→ **The task**
What you return should be the lines of the data containing "login", each in full.

Entries taken from a collection:
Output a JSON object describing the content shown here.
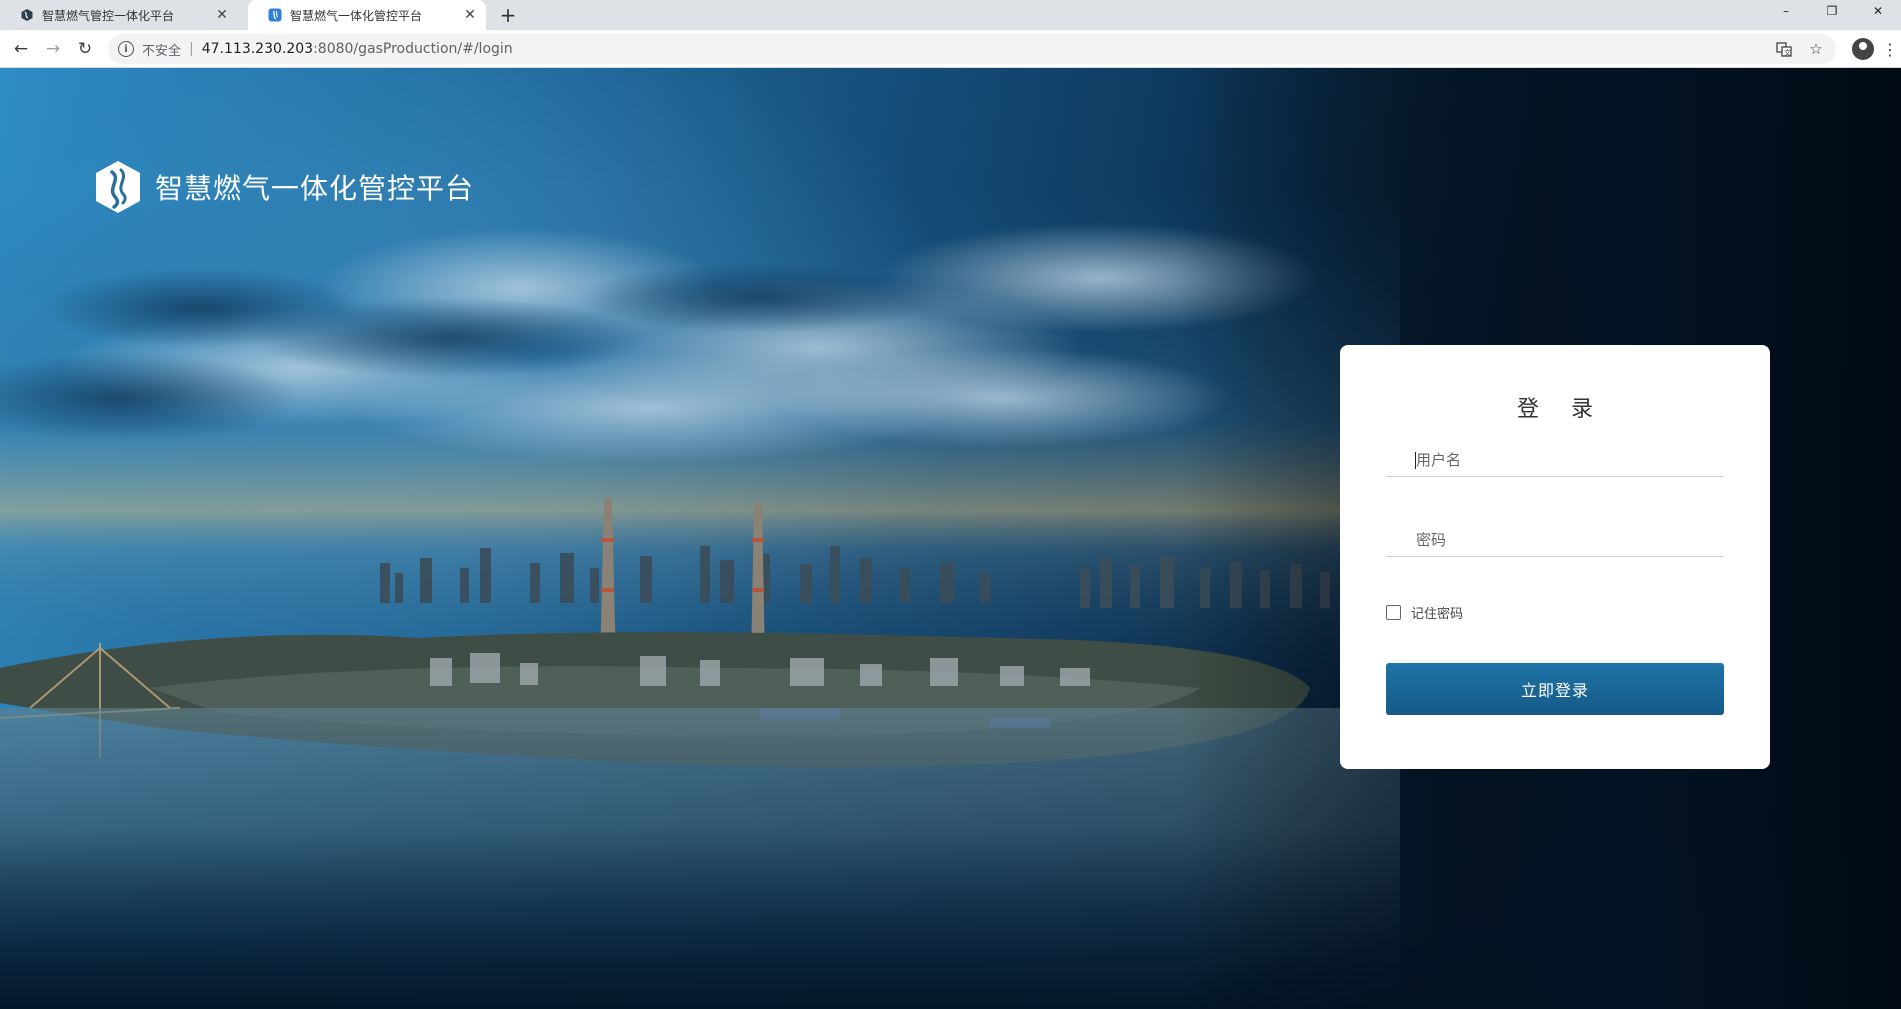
{
  "browser": {
    "tabs": [
      {
        "title": "智慧燃气管控一体化平台",
        "active": false
      },
      {
        "title": "智慧燃气一体化管控平台",
        "active": true
      }
    ],
    "new_tab_icon": "plus-icon",
    "window_controls": {
      "minimize": "–",
      "restore": "❐",
      "close": "✕"
    }
  },
  "toolbar": {
    "security_label": "不安全",
    "url_host": "47.113.230.203",
    "url_rest": ":8080/gasProduction/#/login"
  },
  "brand": {
    "name": "智慧燃气一体化管控平台"
  },
  "login": {
    "title": "登录",
    "username_placeholder": "用户名",
    "password_placeholder": "密码",
    "remember_label": "记住密码",
    "submit_label": "立即登录"
  },
  "colors": {
    "button": "#1a6798",
    "card": "#ffffff",
    "background_dark": "#030e19",
    "background_light": "#2f8cc3"
  }
}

→ **Expected output**
    "url_rest": ":8080/gasProduction/#/login"
  "login": {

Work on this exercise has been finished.